[EXERCISE REQUIREMENTS]: Output every record verbatim, and omit each picture.

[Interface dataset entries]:
____________________

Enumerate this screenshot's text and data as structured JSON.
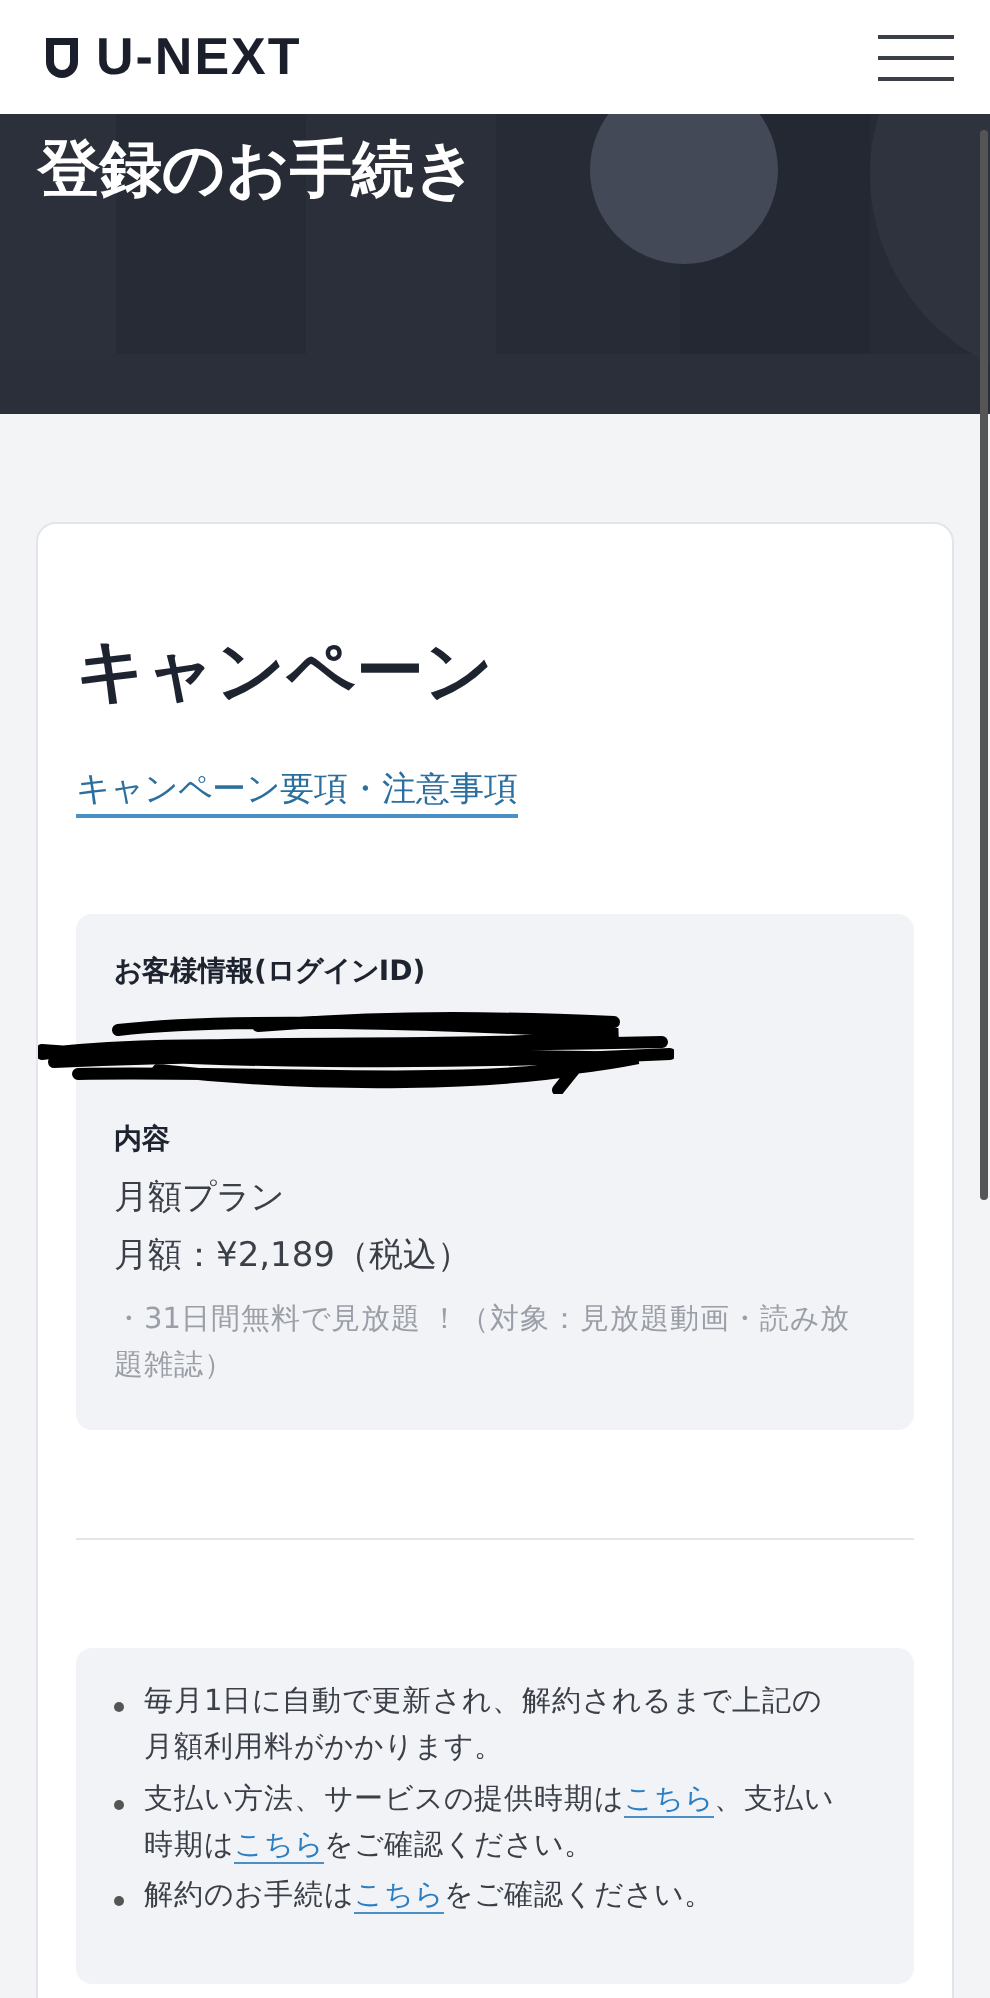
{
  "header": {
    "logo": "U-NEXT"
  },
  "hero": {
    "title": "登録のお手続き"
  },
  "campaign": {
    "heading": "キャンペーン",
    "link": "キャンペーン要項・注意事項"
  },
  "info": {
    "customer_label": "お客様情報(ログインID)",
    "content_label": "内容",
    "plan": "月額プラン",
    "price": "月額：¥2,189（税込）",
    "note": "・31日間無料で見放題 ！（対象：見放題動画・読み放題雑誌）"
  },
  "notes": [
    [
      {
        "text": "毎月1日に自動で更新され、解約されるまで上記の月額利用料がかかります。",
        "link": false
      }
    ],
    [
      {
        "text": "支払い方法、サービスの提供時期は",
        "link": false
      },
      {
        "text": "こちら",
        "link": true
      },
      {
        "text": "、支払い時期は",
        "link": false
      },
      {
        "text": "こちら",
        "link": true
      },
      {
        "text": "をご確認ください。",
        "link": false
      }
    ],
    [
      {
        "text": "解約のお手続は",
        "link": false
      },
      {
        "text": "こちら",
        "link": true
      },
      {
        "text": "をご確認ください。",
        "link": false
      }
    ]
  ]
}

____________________

[RESULT]:
Enumerate this screenshot's text and data as structured JSON.
{
  "header": {
    "logo": "U-NEXT"
  },
  "hero": {
    "title": "登録のお手続き"
  },
  "campaign": {
    "heading": "キャンペーン",
    "link": "キャンペーン要項・注意事項"
  },
  "info": {
    "customer_label": "お客様情報(ログインID)",
    "content_label": "内容",
    "plan": "月額プラン",
    "price": "月額：¥2,189（税込）",
    "note": "・31日間無料で見放題 ！（対象：見放題動画・読み放題雑誌）"
  },
  "notes": [
    [
      {
        "text": "毎月1日に自動で更新され、解約されるまで上記の月額利用料がかかります。",
        "link": false
      }
    ],
    [
      {
        "text": "支払い方法、サービスの提供時期は",
        "link": false
      },
      {
        "text": "こちら",
        "link": true
      },
      {
        "text": "、支払い時期は",
        "link": false
      },
      {
        "text": "こちら",
        "link": true
      },
      {
        "text": "をご確認ください。",
        "link": false
      }
    ],
    [
      {
        "text": "解約のお手続は",
        "link": false
      },
      {
        "text": "こちら",
        "link": true
      },
      {
        "text": "をご確認ください。",
        "link": false
      }
    ]
  ]
}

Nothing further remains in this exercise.